Pathogenesis due to larval migrations
Strongylus vulgaris is the most pathogenic of the large strongyles because
of the prolonged (at least 4 months) and extensive migrations through the mesenteric
arterial system and its branches before returning to mature in the cecum and colon.
Larval migrations cause damage to the smooth endothelial surfaces of arteries, providing a
focus for clot formation. These clots (thrombi) are accompanied by inflammation and a
progressive thickening of the arterial walls.
The time sequence of lesions caused by migrating larvae following
experimental infections are summarized in the table below and have been gleaned from many
reports in the literature. A summary of these reports has been given by Ogbourne and
Duncan in a 1985 publication from the Commonwealth Institute of Parasitology entitled
"Strongylus vulgaris in the horse: its biology and importance.
Time sequence of lesions
caused by infections with Strongylus vulgaris
|Mucosal hemorrhages in the ileum, cecum and colon.
|Inflammation of small intestinal arteries in the submucosa and formation
of thrombi along the tracks of migrating larvae. Significant infiltration of neutrophils
in the submucosa.
|Arteritis extends through the muscularis mucosa to the serosa.
|Arteritis extends along all the branches of the ileo-cecal colic artery
(supplying the ileum, the dorsal and ventral colon and the cecum) to the cranial
mesenteric artery. Arterial walls become thickened and histological sections show a marked
cellular infiltration including neutrophils, macrophages, lymphocytes and plasma
|3 weeks-4 months after infection
||The wall of the cranial mesenteric artery is thickened and fibrous and
thrombi are associated with the presence of 4th stage larvae and immature adults. Fibrin
tracks in teh aorta associated with some larvae migrating beyond the cranial mesenteric
|In the absence of reinfection, arterial lesions heal. By 9 months
after infection, the endothelial lining of affected arteries is smooth again and there are
few indications of damage other than histological evidence of fibrosis in arterial walls
and the presence of macrophages.
In naturally infected animals, arterial lesions are most commonly seen in
the cranial mesenteric artery and its branches.
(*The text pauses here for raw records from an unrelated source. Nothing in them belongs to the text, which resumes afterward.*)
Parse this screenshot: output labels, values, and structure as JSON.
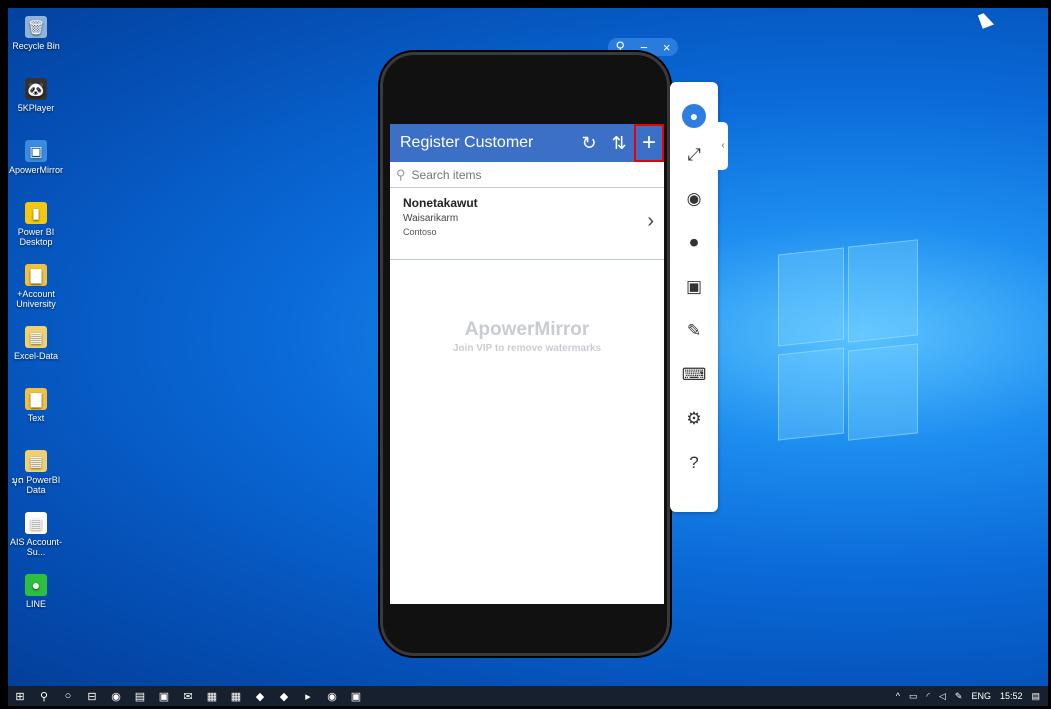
{
  "desktop": {
    "icons": [
      {
        "label": "Recycle Bin",
        "icon": "recycle-bin-icon",
        "glyph": "🗑",
        "color": "#8fb3d9"
      },
      {
        "label": "5KPlayer",
        "icon": "5kplayer-icon",
        "glyph": "🐼",
        "color": "#333333"
      },
      {
        "label": "ApowerMirror",
        "icon": "apowermirror-icon",
        "glyph": "▣",
        "color": "#3a8be0"
      },
      {
        "label": "Power BI Desktop",
        "icon": "powerbi-icon",
        "glyph": "▮",
        "color": "#f2c811"
      },
      {
        "label": "+Account University",
        "icon": "folder-icon",
        "glyph": "▇",
        "color": "#f0c040"
      },
      {
        "label": "Excel-Data",
        "icon": "excel-file-icon",
        "glyph": "▦",
        "color": "#f0d070"
      },
      {
        "label": "Text",
        "icon": "text-file-icon",
        "glyph": "▇",
        "color": "#f0c040"
      },
      {
        "label": "ນຸດ PowerBI Data",
        "icon": "folder-icon",
        "glyph": "▦",
        "color": "#f0d070"
      },
      {
        "label": "AIS Account-Su...",
        "icon": "document-icon",
        "glyph": "▤",
        "color": "#ffffff"
      },
      {
        "label": "LINE",
        "icon": "line-app-icon",
        "glyph": "●",
        "color": "#2dbf3e"
      }
    ]
  },
  "mirror_controls": {
    "restore": "⚲",
    "minimize": "−",
    "close": "×"
  },
  "app": {
    "title": "Register Customer",
    "refresh_icon": "↻",
    "sort_icon": "⇅",
    "add_icon": "+",
    "search": {
      "placeholder": "Search items",
      "value": ""
    },
    "items": [
      {
        "name": "Nonetakawut",
        "line2": "Waisarikarm",
        "line3": "Contoso"
      }
    ],
    "watermark": {
      "title": "ApowerMirror",
      "subtitle": "Join VIP to remove watermarks"
    }
  },
  "toolbar": {
    "items": [
      {
        "name": "user-avatar-icon",
        "glyph": "●"
      },
      {
        "name": "fullscreen-icon",
        "glyph": "⤢"
      },
      {
        "name": "screenshot-icon",
        "glyph": "◉"
      },
      {
        "name": "record-icon",
        "glyph": "⏺"
      },
      {
        "name": "screen-cast-icon",
        "glyph": "▣"
      },
      {
        "name": "whiteboard-pen-icon",
        "glyph": "✎"
      },
      {
        "name": "keyboard-icon",
        "glyph": "⌨"
      },
      {
        "name": "settings-icon",
        "glyph": "⚙"
      },
      {
        "name": "help-icon",
        "glyph": "?"
      }
    ],
    "collapse": "‹"
  },
  "taskbar": {
    "apps": [
      "⊞",
      "⚲",
      "○",
      "⊟",
      "◉",
      "▤",
      "▣",
      "✉",
      "▦",
      "▦",
      "◆",
      "◆",
      "▸",
      "◉",
      "▣"
    ],
    "tray": {
      "chevron": "^",
      "lang": "ENG",
      "time": "15:52"
    }
  },
  "colors": {
    "accent": "#3c6fc6",
    "highlight": "#e00000"
  }
}
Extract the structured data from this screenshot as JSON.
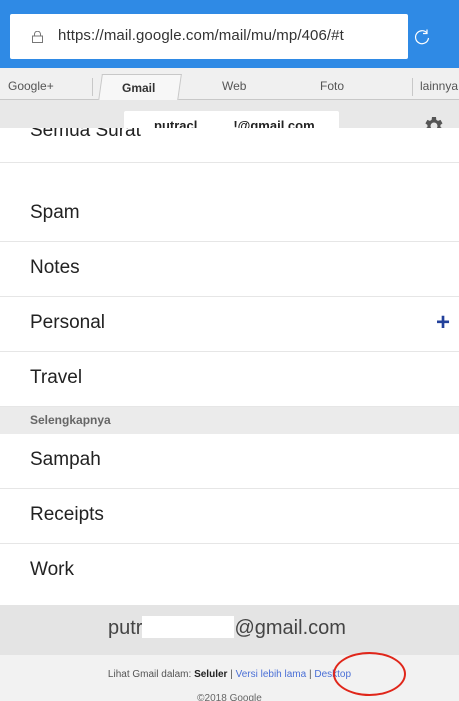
{
  "browser": {
    "url": "https://mail.google.com/mail/mu/mp/406/#t"
  },
  "tabs": [
    {
      "label": "Google+"
    },
    {
      "label": "Gmail",
      "active": true
    },
    {
      "label": "Web"
    },
    {
      "label": "Foto"
    },
    {
      "label": "lainnya"
    }
  ],
  "account": {
    "email_prefix": "putracl",
    "email_suffix": "!@gmail.com"
  },
  "labels": {
    "partial": "Semua Surat",
    "items": [
      "Spam",
      "Notes",
      "Personal",
      "Travel"
    ],
    "section": "Selengkapnya",
    "more_items": [
      "Sampah",
      "Receipts",
      "Work"
    ]
  },
  "footer": {
    "email_prefix": "putr",
    "email_suffix": "@gmail.com",
    "view_prefix": "Lihat Gmail dalam:",
    "mode_current": "Seluler",
    "sep": "|",
    "mode_old": "Versi lebih lama",
    "mode_desktop": "Desktop",
    "copyright": "©2018 Google"
  },
  "colors": {
    "browser_bar": "#2f8ae5",
    "plus_icon": "#23419b",
    "link": "#4a6fd6",
    "annotation_circle": "#e0261a"
  },
  "icons": [
    "lock-icon",
    "reload-icon",
    "gear-icon",
    "plus-icon"
  ]
}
However, lesions have also been found less
commonly in other arteries including the abdominal aorta, the renal arteries and the
The walls of the cranial mesenteric and the ileo-ceco-colic arteries are
invariably thickened and contain large amounts of thrombus material in which are found S.
vulgaris larvae. This lesion is properly called verminous arteritis. The lumen of the
cranial mesenteric artery is usually constricted in its diameter due to the thickening of
the wall and the presence of thrombi. The lumen of smaller arteries may be entirely
Some reports in the literature describe aneurysms of the cranial
mesenteric artery and its branches. True aneurysms with dilation and thinning of the
arterial wall due to a loss of elastic fibres are unusual and may result from
penetration of the elastic layer of the arterial wall by larvae.
In horses that have died of an acute clinical syndrome, infarction and
necrosis of areas of the intestine are usually found at necropsy. These areas of
infarction invariably coincide with occlusions (due to thrombi and emboli) in arteries
supplying blood to the affected region(s) of the intestine.